home. The occurrence was greatest in
the summer (34.0 %), during weekends
(48.9 %), and in the hours between
12.00 and 20.00 (59.2 %). 58.5 % of the
injuries were due to traffic. Of these
39.7 % were passengers in motor
vehicles, 27.5 % drivers/passengers of
a scooter/MC, 21.8 % bicyclists and 10.3
% pedestrians. The median ISS and
MAIS was 4 (1-75) and 2 (1-6),
respectively. Head/face injuries
accounted for 36.5 % and extremities
for 30.9 % of all injuries. 153 (16.1 %
suffered from severe injuries (ISS>15).
Altogether, 49 (5.2 %) died due to their
injuries. The mortality among severely
injured was 31.4 %.
Conclusions: Based on a local trauma register it was
possible to describe the epidemiology
and severity of potential severely injured
children and adolescents admitted to a
level trauma centre.
Ahmed Abdul-Hussein Abood, Ole Rahbek, Bjarne Møller-Madsen
Dept. of Children's Orthopaedics, Aarhus University Hospital
Background: Most common types of coalitions are
Calcaneonavicular (CN) and Median Bar
(MB). These are classified as a bony
coalition and a partial fibrous or
cartilaginous type. The condition may cause
pain and decreased mobility in the subtalar
Purpose / Aim of Study: A retrospective study of the outcome after
resection of tarsal coalitions in children.
Materials and Methods: Using the Danish medical database,
patients with the diagnosis Tarsal
Coalition (DQ668A) from 2006 till 2014
treated at Aarhus University Hospital
was searched. In addition, 13 operation
codes were used to search for patients,
with a Tarsal Coalition but who were
registered with a different diagnosis.
Patients, receiving surgical treatment
between the age of 5 and 16 in the year
2006 till 2014 were included in the study.
The primary outcome was defined as the
number of re-operations performed or
planned after initial resection of tarsal
bone. Furthermore, the patients were
post-operative subjectively classified as
better and worse or unchanged, in
comparison to prior to the operation.
Findings / Results: 24 feet in 18 children were included in study
with a mean follow-up of 11 months.
Patients were divided into two groups of
coalitions, CN in 15 feet, and MB in 9 feet.
Three CN feet underwent additional surgery
(resection of relapsed bridge n= 3,
Arthrodesis n=0) compared to 2 feet in the
MB group (resection of relapsed bridge n=
0, Arthrodesis n=2). In the CN group, 11
feet were described as better and 4 as
worse or unchanged. In the MB group, 6
feet were described as better and 3 as
worse or unchanged.
Conclusions: Overall 80 % of the feet improved after
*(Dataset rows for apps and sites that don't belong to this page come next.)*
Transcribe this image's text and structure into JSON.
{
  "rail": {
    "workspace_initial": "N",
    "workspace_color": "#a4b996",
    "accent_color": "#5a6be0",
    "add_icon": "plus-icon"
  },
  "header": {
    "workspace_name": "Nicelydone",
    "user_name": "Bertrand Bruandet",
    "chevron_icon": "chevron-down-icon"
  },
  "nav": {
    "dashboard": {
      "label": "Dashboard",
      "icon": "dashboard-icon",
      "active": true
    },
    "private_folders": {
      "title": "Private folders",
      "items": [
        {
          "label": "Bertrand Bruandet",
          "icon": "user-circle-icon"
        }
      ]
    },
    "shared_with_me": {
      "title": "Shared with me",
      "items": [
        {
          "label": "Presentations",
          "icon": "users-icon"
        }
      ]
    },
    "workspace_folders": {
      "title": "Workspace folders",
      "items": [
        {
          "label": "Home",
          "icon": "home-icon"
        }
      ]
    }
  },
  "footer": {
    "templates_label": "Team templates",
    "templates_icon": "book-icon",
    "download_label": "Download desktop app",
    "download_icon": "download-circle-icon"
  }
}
surgery, which is in accordance with
previous literature. Adiditional surgery was
needed in 20 % of the cases. Before
surgery, patients should be informed of the
relatively high risk of additional surgery.